Earlier this year the Second Quarter 2023 edition of the SSA/IRS Reporter provided valuable insights into recent developments in the tax landscape. This blog post summarizes two articles published in the Reporter, namely “IRS finalizes rules to lower electronic filing threshold begin in 2024” and “IRS issues memo on valuating digital assets.” These updates have significant implications for businesses and individuals navigating tax regulations. Let’s delve into the details.
Electronic Filing Threshold
Electronic filing, or e-filing, has revolutionized the way we handle documents and forms. Gone are the days of wrestling with stacks of paper and navigating through complex filing systems. With e-filing, individuals and businesses can seamlessly submit their important documents and information online, saving time and effort. This modern approach to document submission offers an array of advantages. By embracing electronic filing, organizations can streamline their administrative processes, minimize errors, and enjoy faster document processing.

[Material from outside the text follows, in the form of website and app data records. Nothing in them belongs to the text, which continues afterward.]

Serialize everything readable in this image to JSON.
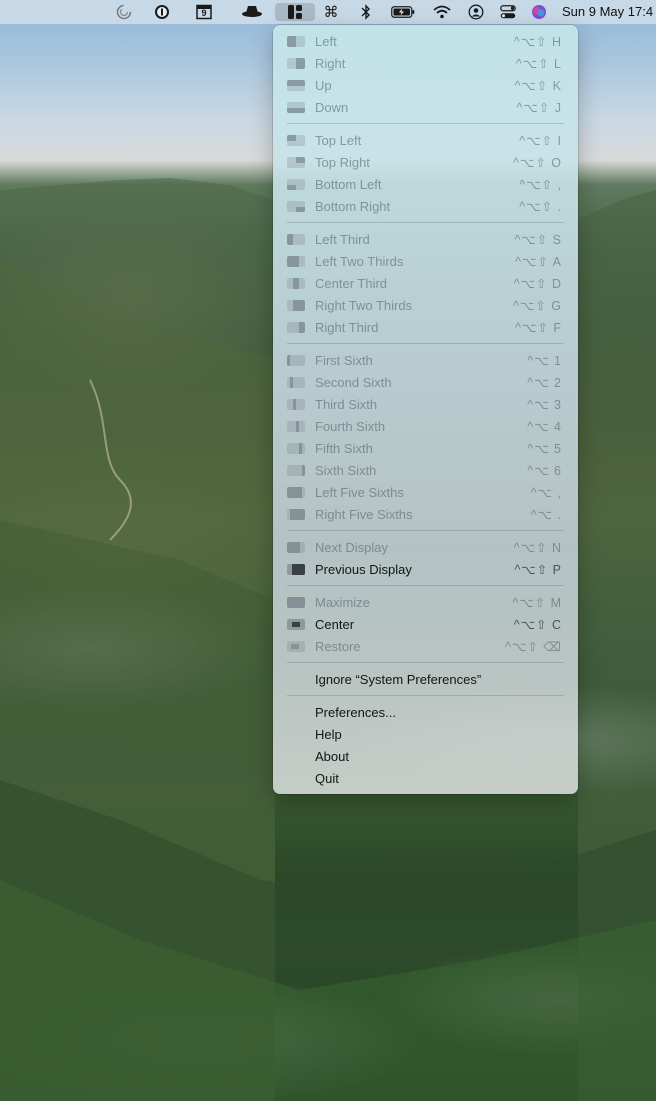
{
  "menubar": {
    "icons": [
      "arc-icon",
      "1password-icon",
      "calendar-icon",
      "incognito-icon",
      "rectangle-app-icon",
      "command-icon",
      "bluetooth-icon",
      "battery-icon",
      "wifi-icon",
      "user-icon",
      "control-center-icon",
      "siri-icon"
    ],
    "calendar_day": "9",
    "clock": "Sun 9 May  17:4"
  },
  "menu": {
    "groups": [
      [
        {
          "label": "Left",
          "shortcut": "^⌥⇧ H",
          "enabled": false,
          "icon": "left-half-icon"
        },
        {
          "label": "Right",
          "shortcut": "^⌥⇧ L",
          "enabled": false,
          "icon": "right-half-icon"
        },
        {
          "label": "Up",
          "shortcut": "^⌥⇧ K",
          "enabled": false,
          "icon": "top-half-icon"
        },
        {
          "label": "Down",
          "shortcut": "^⌥⇧ J",
          "enabled": false,
          "icon": "bottom-half-icon"
        }
      ],
      [
        {
          "label": "Top Left",
          "shortcut": "^⌥⇧ I",
          "enabled": false,
          "icon": "top-left-icon"
        },
        {
          "label": "Top Right",
          "shortcut": "^⌥⇧ O",
          "enabled": false,
          "icon": "top-right-icon"
        },
        {
          "label": "Bottom Left",
          "shortcut": "^⌥⇧ ,",
          "enabled": false,
          "icon": "bottom-left-icon"
        },
        {
          "label": "Bottom Right",
          "shortcut": "^⌥⇧ .",
          "enabled": false,
          "icon": "bottom-right-icon"
        }
      ],
      [
        {
          "label": "Left Third",
          "shortcut": "^⌥⇧ S",
          "enabled": false,
          "icon": "left-third-icon"
        },
        {
          "label": "Left Two Thirds",
          "shortcut": "^⌥⇧ A",
          "enabled": false,
          "icon": "left-two-thirds-icon"
        },
        {
          "label": "Center Third",
          "shortcut": "^⌥⇧ D",
          "enabled": false,
          "icon": "center-third-icon"
        },
        {
          "label": "Right Two Thirds",
          "shortcut": "^⌥⇧ G",
          "enabled": false,
          "icon": "right-two-thirds-icon"
        },
        {
          "label": "Right Third",
          "shortcut": "^⌥⇧ F",
          "enabled": false,
          "icon": "right-third-icon"
        }
      ],
      [
        {
          "label": "First Sixth",
          "shortcut": "^⌥ 1",
          "enabled": false,
          "icon": "first-sixth-icon"
        },
        {
          "label": "Second Sixth",
          "shortcut": "^⌥ 2",
          "enabled": false,
          "icon": "second-sixth-icon"
        },
        {
          "label": "Third Sixth",
          "shortcut": "^⌥ 3",
          "enabled": false,
          "icon": "third-sixth-icon"
        },
        {
          "label": "Fourth Sixth",
          "shortcut": "^⌥ 4",
          "enabled": false,
          "icon": "fourth-sixth-icon"
        },
        {
          "label": "Fifth Sixth",
          "shortcut": "^⌥ 5",
          "enabled": false,
          "icon": "fifth-sixth-icon"
        },
        {
          "label": "Sixth Sixth",
          "shortcut": "^⌥ 6",
          "enabled": false,
          "icon": "sixth-sixth-icon"
        },
        {
          "label": "Left Five Sixths",
          "shortcut": "^⌥ ,",
          "enabled": false,
          "icon": "left-five-sixths-icon"
        },
        {
          "label": "Right Five Sixths",
          "shortcut": "^⌥ .",
          "enabled": false,
          "icon": "right-five-sixths-icon"
        }
      ],
      [
        {
          "label": "Next Display",
          "shortcut": "^⌥⇧ N",
          "enabled": false,
          "icon": "next-display-icon"
        },
        {
          "label": "Previous Display",
          "shortcut": "^⌥⇧ P",
          "enabled": true,
          "icon": "previous-display-icon"
        }
      ],
      [
        {
          "label": "Maximize",
          "shortcut": "^⌥⇧ M",
          "enabled": false,
          "icon": "maximize-icon"
        },
        {
          "label": "Center",
          "shortcut": "^⌥⇧ C",
          "enabled": true,
          "icon": "center-icon"
        },
        {
          "label": "Restore",
          "shortcut": "^⌥⇧ ⌫",
          "enabled": false,
          "icon": "restore-icon"
        }
      ],
      [
        {
          "label": "Ignore “System Preferences”",
          "shortcut": "",
          "enabled": true,
          "icon": ""
        }
      ],
      [
        {
          "label": "Preferences...",
          "shortcut": "",
          "enabled": true,
          "icon": ""
        },
        {
          "label": "Help",
          "shortcut": "",
          "enabled": true,
          "icon": ""
        },
        {
          "label": "About",
          "shortcut": "",
          "enabled": true,
          "icon": ""
        },
        {
          "label": "Quit",
          "shortcut": "",
          "enabled": true,
          "icon": ""
        }
      ]
    ]
  }
}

One crucial aspect of e-filing is understanding the threshold for electronic filing. In this context, the threshold refers to the minimum number of forms or documents that trigger the requirement for electronic filing. It serves as a guideline to determine when transitioning from traditional paper-based methods to e-filing becomes necessary and beneficial. By knowing the threshold, organizations can assess the volume of forms they need to file and make informed decisions about adopting electronic filing systems.
Embracing e-filing beyond the threshold brings a range of advantages. First and foremost, it streamlines administrative processes. Rather than spending valuable time manually organizing and managing physical documents, electronic filing allows for easy storage, retrieval, and searchability of digital files. This leads to increased efficiency and productivity. Additionally, e-filing minimizes errors associated with manual data entry, as digital forms can often be auto-populated and validated for accuracy.
Another significant benefit is the reduction of paperwork. By embracing electronic filing, organizations can significantly decrease their reliance on physical paper, leading to cost savings and a more environmentally friendly approach. Furthermore, the speed of document processing is improved with e-filing. Digital submissions are received instantaneously, eliminating delays associated with traditional mail or courier services. This expedites decision-making processes and ensures timely communication with relevant authorities or recipients.
In conclusion, electronic filing has transformed the way we handle documents and forms. Understanding the threshold for electronic filing is vital to determine when transitioning to e-filing becomes necessary. Beyond the threshold, organizations can enjoy streamlined processes, reduced paperwork, increased accuracy, and faster document processing. By embracing electronic filing, individuals and businesses can harness the benefits of this modern approach, simplifying document exchange, and paving the way for a more efficient and sustainable future.
IRS Finalizes Rules to Lower Electronic Filing Threshold Begin in 2024
The Internal Revenue Service (IRS) has finalized regulations to reduce the threshold requirement for business information returns filed electronically. Effective from January 1, 2024, the threshold will decrease from 250 to 10 returns. This change, resulting from the Taxpayer First Act of 2019, aims to streamline the electronic filing process for businesses. Notably, the final regulations aggregate all information returns filed during a calendar year to determine if the 10-return threshold is met. The regulations also clarify that if the IRS systems do not support electronic filing for a specific type of tax return, taxpayers will be exempted from filing that particular return electronically. Additionally, the regulations provide guidance on filing corrected information returns in the same manner as the original form, facilitating more accurate and timely processing.
IRS Issues Memo on Valuating Digital Assets
The IRS has released a Chief Counsel Advice memorandum that sheds light on the valuation of digital assets for federal tax purposes. Digital assets, including convertible virtual currency and cryptocurrency, are subject to specific valuation requirements. Notice 2014-21 treats convertible virtual currency as property, applying general tax principles related to property transactions. Rev. Rul. 2019-24 defines cryptocurrency as a type of virtual currency that employs cryptography and is recorded on a distributed ledger. The memorandum provides guidance on the qualified appraisal requirement for charitable contributions involving cryptocurrency. It emphasizes that taxpayers must obtain a qualified appraisal under section 170(f)(11)(C) of the Internal Revenue Code for cryptocurrency contributions exceeding $5,000. The memorandum also clarifies that relying on the value reported by a cryptocurrency exchange without obtaining a qualified appraisal does not meet the requirements for claiming a charitable contribution deduction.
The updates highlighted in the Second Quarter 2023 SSA/IRS Reporter have significant implications for businesses and individuals. The reduction in the electronic filing threshold simplifies the filing process for businesses, while the guidance on valuating digital assets ensures compliance with tax regulations. Staying informed about these changes is crucial to ensure accurate reporting and adherence to the evolving tax landscape. For more details and specific information, readers are encouraged to refer to the original articles in the SSA/IRS Reporter.